The tiny parasitic insects known as head lice can infest the head and neck area and attach their eggs to the base of the hair shaft. Head lice do not cause disease, but they can itch and irritate the scalp. And excessive scratching can cause bacterial infection. But a number of products are available to treat head lice, including a new drug approved in April 2009 by the Food and Drug Administration (FDA).
An estimated 6 to 12 million cases of head lice infestation occur each year in the United States...
FDA's advisory committees provide independent, expert advice to the agency on a range of complex scientific, technical, and policy issues.
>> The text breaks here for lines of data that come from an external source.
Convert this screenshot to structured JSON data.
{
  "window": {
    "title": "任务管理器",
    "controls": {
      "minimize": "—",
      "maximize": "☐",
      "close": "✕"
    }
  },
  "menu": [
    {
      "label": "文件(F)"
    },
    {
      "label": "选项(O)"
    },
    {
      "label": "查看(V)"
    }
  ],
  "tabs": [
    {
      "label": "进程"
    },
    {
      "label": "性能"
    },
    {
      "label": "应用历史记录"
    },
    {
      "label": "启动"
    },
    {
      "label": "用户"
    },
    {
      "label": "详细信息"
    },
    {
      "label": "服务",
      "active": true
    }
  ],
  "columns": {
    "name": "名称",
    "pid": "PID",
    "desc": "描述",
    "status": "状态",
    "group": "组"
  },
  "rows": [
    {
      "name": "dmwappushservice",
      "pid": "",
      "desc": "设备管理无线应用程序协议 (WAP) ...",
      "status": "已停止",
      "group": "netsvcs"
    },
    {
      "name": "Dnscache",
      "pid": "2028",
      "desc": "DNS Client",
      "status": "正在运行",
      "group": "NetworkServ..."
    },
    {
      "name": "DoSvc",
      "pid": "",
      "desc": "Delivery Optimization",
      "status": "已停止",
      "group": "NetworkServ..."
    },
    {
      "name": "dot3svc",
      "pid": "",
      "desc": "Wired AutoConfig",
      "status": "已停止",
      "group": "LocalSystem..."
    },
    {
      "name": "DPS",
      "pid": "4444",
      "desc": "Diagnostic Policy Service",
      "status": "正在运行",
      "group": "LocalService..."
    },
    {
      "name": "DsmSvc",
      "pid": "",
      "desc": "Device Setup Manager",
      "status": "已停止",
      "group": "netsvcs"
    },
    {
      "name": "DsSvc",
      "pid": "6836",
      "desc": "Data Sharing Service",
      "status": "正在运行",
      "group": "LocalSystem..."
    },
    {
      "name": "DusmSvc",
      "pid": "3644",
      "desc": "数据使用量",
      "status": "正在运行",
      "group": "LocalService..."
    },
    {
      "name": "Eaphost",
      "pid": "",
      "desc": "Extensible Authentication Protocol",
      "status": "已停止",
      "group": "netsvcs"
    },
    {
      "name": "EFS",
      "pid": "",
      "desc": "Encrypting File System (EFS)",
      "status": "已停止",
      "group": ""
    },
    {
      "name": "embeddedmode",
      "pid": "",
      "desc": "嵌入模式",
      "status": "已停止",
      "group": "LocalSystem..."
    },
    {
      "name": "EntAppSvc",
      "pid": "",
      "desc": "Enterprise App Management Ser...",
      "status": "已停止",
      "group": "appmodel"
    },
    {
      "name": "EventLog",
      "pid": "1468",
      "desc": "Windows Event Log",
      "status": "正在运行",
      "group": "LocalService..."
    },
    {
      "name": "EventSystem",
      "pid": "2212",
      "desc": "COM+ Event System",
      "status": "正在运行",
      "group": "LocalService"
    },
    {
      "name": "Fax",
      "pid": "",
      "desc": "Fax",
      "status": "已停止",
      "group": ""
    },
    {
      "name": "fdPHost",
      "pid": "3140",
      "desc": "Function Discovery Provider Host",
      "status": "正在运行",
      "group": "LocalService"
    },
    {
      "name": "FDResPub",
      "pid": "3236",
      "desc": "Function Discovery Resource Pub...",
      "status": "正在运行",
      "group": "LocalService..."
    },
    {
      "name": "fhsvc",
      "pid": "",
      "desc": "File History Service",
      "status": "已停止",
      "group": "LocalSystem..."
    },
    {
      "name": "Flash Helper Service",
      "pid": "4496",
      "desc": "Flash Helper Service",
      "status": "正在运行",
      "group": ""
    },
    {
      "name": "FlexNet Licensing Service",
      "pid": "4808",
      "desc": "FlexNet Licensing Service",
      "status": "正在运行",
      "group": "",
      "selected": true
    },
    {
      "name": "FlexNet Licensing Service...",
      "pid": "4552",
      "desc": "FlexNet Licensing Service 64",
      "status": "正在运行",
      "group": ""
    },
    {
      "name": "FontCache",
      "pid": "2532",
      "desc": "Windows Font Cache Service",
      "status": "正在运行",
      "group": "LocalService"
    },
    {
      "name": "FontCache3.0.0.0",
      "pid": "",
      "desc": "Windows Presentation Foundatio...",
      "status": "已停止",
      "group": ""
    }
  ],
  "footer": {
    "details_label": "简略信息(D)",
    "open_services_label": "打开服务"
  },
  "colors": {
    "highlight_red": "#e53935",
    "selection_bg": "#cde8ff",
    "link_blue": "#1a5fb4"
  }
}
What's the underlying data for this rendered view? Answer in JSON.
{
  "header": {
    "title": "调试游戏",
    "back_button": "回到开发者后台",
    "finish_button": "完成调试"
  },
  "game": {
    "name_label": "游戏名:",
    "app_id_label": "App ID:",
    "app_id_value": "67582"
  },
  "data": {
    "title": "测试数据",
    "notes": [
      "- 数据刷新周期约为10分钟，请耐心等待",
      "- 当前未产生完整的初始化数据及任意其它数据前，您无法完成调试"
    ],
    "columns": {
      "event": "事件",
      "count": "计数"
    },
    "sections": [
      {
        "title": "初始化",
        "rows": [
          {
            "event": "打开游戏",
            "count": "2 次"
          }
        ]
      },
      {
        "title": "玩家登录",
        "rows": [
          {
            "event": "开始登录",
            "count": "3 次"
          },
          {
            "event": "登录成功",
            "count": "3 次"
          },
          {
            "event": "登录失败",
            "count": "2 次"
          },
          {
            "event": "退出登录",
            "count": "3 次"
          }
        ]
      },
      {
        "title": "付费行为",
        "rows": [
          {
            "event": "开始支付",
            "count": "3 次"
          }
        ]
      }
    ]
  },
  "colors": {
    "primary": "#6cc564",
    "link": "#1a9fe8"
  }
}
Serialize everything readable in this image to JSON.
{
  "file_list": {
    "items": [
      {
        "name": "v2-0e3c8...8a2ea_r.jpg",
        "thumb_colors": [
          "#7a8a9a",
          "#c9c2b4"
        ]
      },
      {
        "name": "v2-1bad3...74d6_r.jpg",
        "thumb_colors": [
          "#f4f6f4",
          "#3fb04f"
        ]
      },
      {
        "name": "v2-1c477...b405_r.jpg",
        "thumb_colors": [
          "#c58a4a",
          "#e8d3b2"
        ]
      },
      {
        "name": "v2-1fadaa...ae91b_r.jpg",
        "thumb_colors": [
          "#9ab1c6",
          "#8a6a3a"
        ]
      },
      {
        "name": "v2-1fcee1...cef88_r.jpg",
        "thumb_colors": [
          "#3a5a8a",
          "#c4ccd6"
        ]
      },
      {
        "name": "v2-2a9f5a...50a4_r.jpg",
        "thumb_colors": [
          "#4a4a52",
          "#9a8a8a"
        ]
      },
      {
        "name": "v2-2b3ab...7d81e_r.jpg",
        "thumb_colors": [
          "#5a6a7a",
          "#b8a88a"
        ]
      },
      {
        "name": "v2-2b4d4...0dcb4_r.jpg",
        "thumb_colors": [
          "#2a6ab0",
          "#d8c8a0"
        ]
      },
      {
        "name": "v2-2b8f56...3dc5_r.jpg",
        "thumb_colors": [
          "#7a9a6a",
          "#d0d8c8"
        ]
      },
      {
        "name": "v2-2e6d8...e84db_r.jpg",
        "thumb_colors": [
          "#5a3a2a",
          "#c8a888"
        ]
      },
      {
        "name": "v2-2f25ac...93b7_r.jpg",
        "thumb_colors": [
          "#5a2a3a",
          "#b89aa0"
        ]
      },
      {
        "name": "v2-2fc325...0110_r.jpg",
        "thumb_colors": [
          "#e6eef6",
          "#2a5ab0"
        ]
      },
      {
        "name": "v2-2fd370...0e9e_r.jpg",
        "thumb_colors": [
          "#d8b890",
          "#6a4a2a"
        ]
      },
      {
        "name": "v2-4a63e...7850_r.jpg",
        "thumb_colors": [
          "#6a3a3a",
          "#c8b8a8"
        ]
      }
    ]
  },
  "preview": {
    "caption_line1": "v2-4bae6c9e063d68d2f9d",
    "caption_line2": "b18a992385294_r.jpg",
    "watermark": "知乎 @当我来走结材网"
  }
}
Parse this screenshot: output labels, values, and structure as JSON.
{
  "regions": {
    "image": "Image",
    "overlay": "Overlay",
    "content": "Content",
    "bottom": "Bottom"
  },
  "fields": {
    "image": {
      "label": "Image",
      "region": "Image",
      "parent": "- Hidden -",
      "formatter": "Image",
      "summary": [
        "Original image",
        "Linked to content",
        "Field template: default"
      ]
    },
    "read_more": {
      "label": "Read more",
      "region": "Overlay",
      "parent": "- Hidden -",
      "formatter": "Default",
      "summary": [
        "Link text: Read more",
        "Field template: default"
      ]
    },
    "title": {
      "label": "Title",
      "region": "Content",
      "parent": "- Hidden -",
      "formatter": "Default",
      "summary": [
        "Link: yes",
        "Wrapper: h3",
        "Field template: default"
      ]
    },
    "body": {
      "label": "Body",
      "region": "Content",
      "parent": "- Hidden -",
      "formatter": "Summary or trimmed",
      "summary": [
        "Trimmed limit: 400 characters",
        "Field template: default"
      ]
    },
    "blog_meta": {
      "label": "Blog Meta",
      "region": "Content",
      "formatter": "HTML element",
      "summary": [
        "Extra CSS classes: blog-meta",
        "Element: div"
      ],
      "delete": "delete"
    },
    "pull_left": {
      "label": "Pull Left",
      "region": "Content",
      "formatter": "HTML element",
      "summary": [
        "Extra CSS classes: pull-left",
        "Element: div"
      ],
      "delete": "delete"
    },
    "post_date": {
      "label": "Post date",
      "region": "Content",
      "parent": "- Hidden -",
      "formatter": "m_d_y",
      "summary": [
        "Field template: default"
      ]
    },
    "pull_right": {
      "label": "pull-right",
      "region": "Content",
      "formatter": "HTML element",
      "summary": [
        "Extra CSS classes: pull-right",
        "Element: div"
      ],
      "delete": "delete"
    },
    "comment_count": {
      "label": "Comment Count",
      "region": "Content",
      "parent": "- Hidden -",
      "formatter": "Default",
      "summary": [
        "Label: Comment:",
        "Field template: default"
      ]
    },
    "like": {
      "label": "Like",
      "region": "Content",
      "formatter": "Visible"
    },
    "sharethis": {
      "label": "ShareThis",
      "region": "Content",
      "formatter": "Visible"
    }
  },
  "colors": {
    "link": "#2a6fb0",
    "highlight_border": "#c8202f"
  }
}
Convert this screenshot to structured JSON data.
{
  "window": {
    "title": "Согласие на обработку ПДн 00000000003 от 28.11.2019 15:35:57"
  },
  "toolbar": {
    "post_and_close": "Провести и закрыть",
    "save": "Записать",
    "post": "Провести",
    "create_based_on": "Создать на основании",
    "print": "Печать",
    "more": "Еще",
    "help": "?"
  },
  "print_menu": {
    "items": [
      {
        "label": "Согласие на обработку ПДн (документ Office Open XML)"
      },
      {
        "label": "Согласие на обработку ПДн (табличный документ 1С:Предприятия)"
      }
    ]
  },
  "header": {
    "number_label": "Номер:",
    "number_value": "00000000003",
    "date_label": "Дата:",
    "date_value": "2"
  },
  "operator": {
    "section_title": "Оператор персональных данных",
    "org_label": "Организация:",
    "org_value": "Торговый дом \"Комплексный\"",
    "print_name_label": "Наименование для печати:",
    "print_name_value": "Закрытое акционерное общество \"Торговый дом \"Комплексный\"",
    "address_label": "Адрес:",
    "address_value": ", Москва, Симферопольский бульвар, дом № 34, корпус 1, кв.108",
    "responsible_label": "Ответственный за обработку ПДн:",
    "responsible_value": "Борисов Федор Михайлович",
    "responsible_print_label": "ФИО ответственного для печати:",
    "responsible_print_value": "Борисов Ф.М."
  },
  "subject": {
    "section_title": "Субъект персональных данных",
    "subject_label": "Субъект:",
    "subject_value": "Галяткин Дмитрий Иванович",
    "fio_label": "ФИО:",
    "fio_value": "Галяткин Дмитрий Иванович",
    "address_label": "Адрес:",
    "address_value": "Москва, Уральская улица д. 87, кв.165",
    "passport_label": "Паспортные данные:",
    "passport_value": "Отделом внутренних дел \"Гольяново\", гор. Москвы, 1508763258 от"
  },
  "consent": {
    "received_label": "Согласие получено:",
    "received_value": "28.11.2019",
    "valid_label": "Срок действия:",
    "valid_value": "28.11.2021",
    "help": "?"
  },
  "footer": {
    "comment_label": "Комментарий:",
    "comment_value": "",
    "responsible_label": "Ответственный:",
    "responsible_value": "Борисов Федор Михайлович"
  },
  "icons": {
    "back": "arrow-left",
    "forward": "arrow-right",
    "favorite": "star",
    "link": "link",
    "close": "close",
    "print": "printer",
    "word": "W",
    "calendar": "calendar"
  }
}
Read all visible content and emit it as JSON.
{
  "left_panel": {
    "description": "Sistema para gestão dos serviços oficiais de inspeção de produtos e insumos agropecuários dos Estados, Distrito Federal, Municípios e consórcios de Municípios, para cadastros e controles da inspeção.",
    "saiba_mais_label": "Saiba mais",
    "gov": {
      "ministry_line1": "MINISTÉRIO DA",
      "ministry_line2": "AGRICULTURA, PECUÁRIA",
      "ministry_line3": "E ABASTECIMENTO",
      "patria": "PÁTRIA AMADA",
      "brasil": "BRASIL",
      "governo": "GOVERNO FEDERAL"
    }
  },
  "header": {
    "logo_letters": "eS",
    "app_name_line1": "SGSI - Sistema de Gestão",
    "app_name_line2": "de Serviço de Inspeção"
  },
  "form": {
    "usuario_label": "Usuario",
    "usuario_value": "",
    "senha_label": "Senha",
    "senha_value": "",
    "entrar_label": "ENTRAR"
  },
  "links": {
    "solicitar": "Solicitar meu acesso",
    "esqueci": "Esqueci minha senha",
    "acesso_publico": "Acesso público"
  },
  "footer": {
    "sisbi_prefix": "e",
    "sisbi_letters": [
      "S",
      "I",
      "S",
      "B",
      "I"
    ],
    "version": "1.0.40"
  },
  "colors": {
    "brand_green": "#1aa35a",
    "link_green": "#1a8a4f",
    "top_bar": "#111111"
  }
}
This includes questions related to the development and evaluation of products regulated by FDA. The agency currently has 48 technical and scientific advisory committees and panels. They are a valuable resource and make an important contribution to the agency’s decision-making processes. Although advisory committees provide recommendations to the agency, FDA makes the final decisions.
What is an FDA advisory committee?
An advisory committee lends credibility to the product review process and provides a forum for public discussion of certain controversial issues. The process helps air issues that do not have simple answers. For specific products, advisory committees consider the available evidence and provide scientific and medical advice on safety, effectiveness, and appropriate use. Committees might also advise the agency on broader regulatory and scientific issues.
Who serves on advisory committees and panels?
In general, each committee includes a chairperson, several members, a consumer representative, an industry representative, and often a patient representative. Additional experts may be added for specific meetings, as needed.
Committee membership typically includes ethnic, gender, and geographic diversity. Members have recognized expertise and judgment in a specific field. Typical members include
Experts in animal (preclinical) studies
Representatives for industry, patients, and consumers add different perspectives and expertise that give balance to the discussions and final recommendations.